A mixed employment report
The US labour market slowed towards the end of the year: 145,000 jobs were created in December versus 160,000 forecast and 256,000 (revised down) the previous month.
The unemployment rate remains at 3.5%, a 50-year low. Wage growth has fallen to 2.9%. One bright spot is the fall in the underemployment rate (‘U-6’) to 6.7%, the lowest level since 1994. This rate is a better reflection of the real state of the labour market because it includes part-time workers who would prefer to have a full-time job and people who are not actively searching.
The ISM services index surprised positively by rising to 55, in contrast to the ISM manufacturing index, which dropped to 47.2. Surprisingly, services appear to be unaffected by the slowdown in the industrial sector. These figures are unlikely to prompt the Fed to change its monetary policy. Job creation in recent months has remained high and largely sufficient to absorb new entrants in the labour market.

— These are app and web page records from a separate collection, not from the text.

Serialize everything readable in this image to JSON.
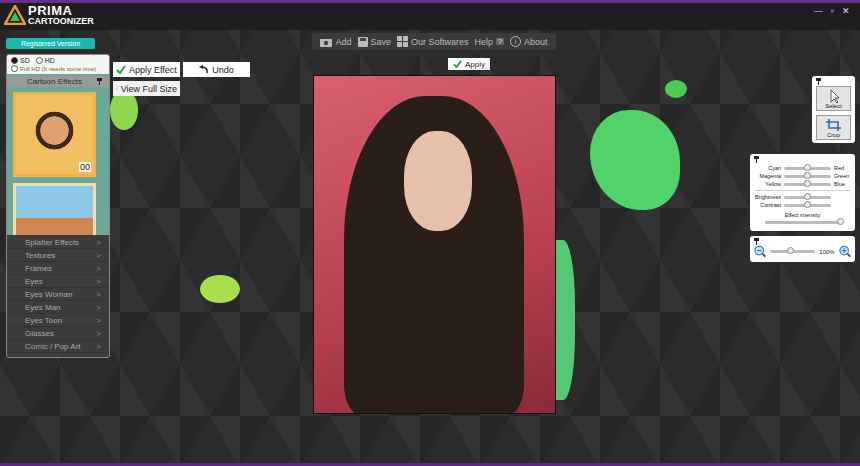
{
  "window": {
    "title_main": "PRIMA",
    "title_sub": "CARTOONIZER",
    "controls": [
      "—",
      "▫",
      "✕"
    ]
  },
  "toolbar": [
    {
      "label": "Add",
      "kind": "camera",
      "glyph": ""
    },
    {
      "label": "Save",
      "kind": "save",
      "glyph": ""
    },
    {
      "label": "Our Softwares",
      "kind": "apps",
      "glyph": ""
    },
    {
      "label": "Help",
      "kind": "help",
      "glyph": "?"
    },
    {
      "label": "About",
      "kind": "about",
      "glyph": "i"
    }
  ],
  "registered": "Registered Version",
  "quality": [
    {
      "label": "SD",
      "selected": true
    },
    {
      "label": "HD",
      "selected": false
    },
    {
      "label": "Full HD (It needs some time)",
      "selected": false
    }
  ],
  "effects_header": "Cartoon Effects",
  "thumbnails": [
    {
      "kind": "portrait",
      "badge": "00",
      "selected": true
    },
    {
      "kind": "town",
      "badge": "",
      "selected": false
    }
  ],
  "category_arrow": ">",
  "categories": [
    "Splatter Effects",
    "Textures",
    "Frames",
    "Eyes",
    "Eyes Woman",
    "Eyes Man",
    "Eyes Toon",
    "Glasses",
    "Comic / Pop Art"
  ],
  "actions": {
    "apply_effect": "Apply Effect",
    "undo": "Undo",
    "view_full_size": "View Full Size",
    "apply": "Apply"
  },
  "tools": [
    {
      "label": "Select",
      "kind": "select"
    },
    {
      "label": "Crop",
      "kind": "crop"
    }
  ],
  "color_balance": [
    {
      "left": "Cyan",
      "right": "Red",
      "level": 0.5
    },
    {
      "left": "Magenta",
      "right": "Green",
      "level": 0.5
    },
    {
      "left": "Yellow",
      "right": "Blue",
      "level": 0.5
    }
  ],
  "adjustments": [
    {
      "label": "Brightness",
      "level": 0.5
    },
    {
      "label": "Contrast",
      "level": 0.5
    }
  ],
  "intensity": {
    "label": "Effect intensity",
    "level": 1
  },
  "zoom": {
    "level": 0.45,
    "reading": "100%"
  }
}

The Fed is expected to keep its policy on hold until it can see the results of the three rate cuts made in 2019.
A deluge of bonds
Middle East tensions have revived appetite for safe-haven assets including bonds despite their low yields. Yields on 10-year US Treasury bonds fell again to 1.82%. This helped to place a record volume of new issues over the week: €92.5 billion in Europe and $84 billion in the US.
The price of a barrel of Brent fell again to $65, below the level before the execution of General Soleimani. The decline in tensions between Iran and the United States had more effect on oil than on gold.
This week's agenda
On Wednesday the ‘Phase One’ trade agreement between the Chinese and the Americans is due to be signed in the White House. Investors will remain on red alert first because a last-minute delay cannot be ruled out and secondly, with regards to the content of the agreement: will it meet expectations? Will it be enough to restore confidence in the manufacturing sector?
The reporting season for fourth quarter results starts this week with the large American banks. Expectations are low. Analysts expect negative earnings growth for the second quarter in a row. This did not prevent US indices from making new records as forecasts for the coming quarters are significantly more positive. We will therefore pay close attention to company guidance: will it confirm this improvement? Stock market indices have been remarkably resilient despite Iran-US tensions. This resilience will now be tested with the Phase One agreement and 4th quarter company results.